§ TASK GOAL: Please copy every line of the data in which the string "shade" appears.

[Items from an interface collection]
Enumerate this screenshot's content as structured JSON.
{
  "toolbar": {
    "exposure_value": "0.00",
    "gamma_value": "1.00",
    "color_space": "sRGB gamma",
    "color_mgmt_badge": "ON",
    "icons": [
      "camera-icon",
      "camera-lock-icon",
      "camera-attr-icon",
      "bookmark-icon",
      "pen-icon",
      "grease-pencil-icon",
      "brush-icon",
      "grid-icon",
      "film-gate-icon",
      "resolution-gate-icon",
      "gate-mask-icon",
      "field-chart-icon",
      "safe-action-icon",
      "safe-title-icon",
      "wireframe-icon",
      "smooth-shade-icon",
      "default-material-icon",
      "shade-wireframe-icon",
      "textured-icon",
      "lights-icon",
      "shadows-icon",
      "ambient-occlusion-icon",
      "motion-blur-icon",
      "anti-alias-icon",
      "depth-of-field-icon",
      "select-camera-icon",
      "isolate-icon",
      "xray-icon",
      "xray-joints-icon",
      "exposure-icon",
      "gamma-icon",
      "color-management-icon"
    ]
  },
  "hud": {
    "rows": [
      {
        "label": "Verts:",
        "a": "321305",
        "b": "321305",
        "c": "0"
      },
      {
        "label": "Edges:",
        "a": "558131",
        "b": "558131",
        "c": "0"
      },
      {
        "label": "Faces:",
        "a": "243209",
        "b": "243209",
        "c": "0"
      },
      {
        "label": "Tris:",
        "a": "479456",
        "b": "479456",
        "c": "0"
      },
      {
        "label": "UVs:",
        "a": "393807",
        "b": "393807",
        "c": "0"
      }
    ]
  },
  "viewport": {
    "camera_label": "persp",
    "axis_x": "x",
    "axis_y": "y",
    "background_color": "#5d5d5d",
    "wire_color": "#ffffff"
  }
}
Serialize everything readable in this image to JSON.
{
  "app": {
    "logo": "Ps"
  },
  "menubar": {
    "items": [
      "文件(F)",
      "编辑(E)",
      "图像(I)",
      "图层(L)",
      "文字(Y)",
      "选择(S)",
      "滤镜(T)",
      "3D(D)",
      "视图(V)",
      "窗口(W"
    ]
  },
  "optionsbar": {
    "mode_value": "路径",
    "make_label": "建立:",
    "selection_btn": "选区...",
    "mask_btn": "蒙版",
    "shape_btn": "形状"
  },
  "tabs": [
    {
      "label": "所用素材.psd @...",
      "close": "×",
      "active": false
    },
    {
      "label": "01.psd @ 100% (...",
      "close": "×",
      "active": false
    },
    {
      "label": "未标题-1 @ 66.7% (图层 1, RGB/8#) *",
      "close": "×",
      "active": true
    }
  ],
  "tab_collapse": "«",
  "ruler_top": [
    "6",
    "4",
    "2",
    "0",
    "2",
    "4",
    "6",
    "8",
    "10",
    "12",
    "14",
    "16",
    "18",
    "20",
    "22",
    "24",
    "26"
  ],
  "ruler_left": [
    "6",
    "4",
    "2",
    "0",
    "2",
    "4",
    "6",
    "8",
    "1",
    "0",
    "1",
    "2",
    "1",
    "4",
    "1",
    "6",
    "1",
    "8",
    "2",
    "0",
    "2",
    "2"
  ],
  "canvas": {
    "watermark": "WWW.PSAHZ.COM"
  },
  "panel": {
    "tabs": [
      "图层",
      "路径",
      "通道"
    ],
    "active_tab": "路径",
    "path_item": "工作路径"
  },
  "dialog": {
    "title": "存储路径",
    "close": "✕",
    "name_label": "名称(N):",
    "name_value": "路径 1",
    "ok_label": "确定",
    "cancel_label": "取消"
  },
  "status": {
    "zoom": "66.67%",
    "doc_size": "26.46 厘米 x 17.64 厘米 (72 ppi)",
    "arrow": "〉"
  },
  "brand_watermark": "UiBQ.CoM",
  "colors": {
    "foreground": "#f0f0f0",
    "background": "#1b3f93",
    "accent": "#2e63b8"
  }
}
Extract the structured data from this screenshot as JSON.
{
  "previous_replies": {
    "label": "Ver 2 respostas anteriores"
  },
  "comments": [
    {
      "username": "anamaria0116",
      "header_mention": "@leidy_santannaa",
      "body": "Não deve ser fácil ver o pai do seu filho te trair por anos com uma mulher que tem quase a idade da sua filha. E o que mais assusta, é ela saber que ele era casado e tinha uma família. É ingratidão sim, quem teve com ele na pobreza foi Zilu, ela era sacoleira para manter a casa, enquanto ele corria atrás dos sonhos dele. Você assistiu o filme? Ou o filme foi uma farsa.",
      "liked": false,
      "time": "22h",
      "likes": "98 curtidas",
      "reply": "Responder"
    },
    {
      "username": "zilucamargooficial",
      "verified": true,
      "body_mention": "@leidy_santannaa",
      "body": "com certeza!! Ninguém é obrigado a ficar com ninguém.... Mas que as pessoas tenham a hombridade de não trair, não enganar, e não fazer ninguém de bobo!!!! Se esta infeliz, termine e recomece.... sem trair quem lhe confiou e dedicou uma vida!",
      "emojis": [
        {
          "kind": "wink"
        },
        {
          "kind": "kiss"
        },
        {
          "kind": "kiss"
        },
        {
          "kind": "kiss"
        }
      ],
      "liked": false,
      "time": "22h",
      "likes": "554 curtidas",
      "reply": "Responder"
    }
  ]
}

§ ANSWER SPACE:
      "smooth-shade-icon",
      "shade-wireframe-icon",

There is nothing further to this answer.